Mr Lee also touched on the shifts in culture that Sunseap was trying to create. By leasing solar panels and taking the hassle out of solar energy, Sunseap endeavoured to encourage greater adoption of solar panels. This has been very successful. When we asked about Sunseap’s customer base, he replied that they were growing at very high rate, as their big projects have informed other customers, and many different corporations have approached them for their services. This massive increase in solar panel adoption, he hopes, will bring the awareness that solar is a viable option for everyone.

Furthermore, Sunseap has received considerable government support in terms of endorsement. The government agencies, namely HDB and MPA, have been the biggest lessor of solar panels. They create energy for the town councils and ports respectively. Interestingly, Mr Lee pointed out town councils have not used significantly less energy after the installation of solar panels, as this energy is routed to public utilities rather than individual residential use. Competition to consume less energy has not yet been created amongst residents of HDB flats due to the fact that solar has not been channeled for residential use. Thus, next steps may include creating this cultural shift by getting residents involved in energy use tracking.

However, the road to success has been, and continues to be challenging. One technological obstacle that faces Sunseap is the lack of viable energy storage technology. An efficient and cost-effective battery technology is critical to the adoption of solar technology, as it would allow solar systems to provide power at night. Furthermore, the dramatically lowered cost of solar technology has played an enormous role in Sunseap’s ability to provide affordable solar schemes. However, continually falling solar costs has led to late adoption of technologies, as customers will often choose to wait for even lower prices rather than buy immediately.

We were pleasantly surprised to find that our preconceived perceptions of solar energy were wrong. Solar energy is indeed affordable and can be harnessed in a country even as land scarce as Singapore. We need to stop waiting and start adopting solar technology. This would represent cost-savings to consumers, and could also create a cultural energy revolution which could change the energy landscape in Singapore. Sunseap is truly an environmental innovator, and we are excited to see how they can continue expanding their portfolio in Singapore and in the region.

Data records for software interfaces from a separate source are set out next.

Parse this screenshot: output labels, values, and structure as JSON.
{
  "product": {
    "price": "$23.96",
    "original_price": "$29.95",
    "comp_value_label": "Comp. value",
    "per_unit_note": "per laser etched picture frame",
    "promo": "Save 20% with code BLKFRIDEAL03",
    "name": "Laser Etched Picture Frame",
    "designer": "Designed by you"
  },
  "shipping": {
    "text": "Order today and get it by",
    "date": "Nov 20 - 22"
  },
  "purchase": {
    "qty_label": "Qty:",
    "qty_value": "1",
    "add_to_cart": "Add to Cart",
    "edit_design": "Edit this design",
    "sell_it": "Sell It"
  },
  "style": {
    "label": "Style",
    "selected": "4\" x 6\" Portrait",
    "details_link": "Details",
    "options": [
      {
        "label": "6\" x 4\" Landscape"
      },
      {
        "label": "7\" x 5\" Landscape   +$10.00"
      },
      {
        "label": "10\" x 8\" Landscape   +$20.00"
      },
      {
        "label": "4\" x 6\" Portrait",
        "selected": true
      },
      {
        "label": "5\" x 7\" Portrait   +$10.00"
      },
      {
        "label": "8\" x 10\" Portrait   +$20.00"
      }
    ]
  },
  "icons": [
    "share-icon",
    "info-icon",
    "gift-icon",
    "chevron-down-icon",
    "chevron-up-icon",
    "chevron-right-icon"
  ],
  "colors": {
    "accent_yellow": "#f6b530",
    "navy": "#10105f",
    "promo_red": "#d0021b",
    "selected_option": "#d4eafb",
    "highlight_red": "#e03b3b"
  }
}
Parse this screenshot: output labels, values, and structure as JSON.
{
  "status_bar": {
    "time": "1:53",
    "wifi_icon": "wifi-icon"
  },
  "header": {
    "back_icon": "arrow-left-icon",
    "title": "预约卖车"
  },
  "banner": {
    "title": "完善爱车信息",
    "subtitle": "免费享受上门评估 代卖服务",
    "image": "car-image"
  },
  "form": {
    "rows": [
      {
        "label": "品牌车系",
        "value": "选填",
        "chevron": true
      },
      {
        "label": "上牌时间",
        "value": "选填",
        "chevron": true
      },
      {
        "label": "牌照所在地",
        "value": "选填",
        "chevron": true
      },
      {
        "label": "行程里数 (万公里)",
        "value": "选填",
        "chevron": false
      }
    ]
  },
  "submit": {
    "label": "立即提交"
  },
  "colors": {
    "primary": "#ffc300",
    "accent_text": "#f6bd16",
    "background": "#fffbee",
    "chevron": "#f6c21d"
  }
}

So before you buy your next iPhone, think once more about what solar energy could do for you.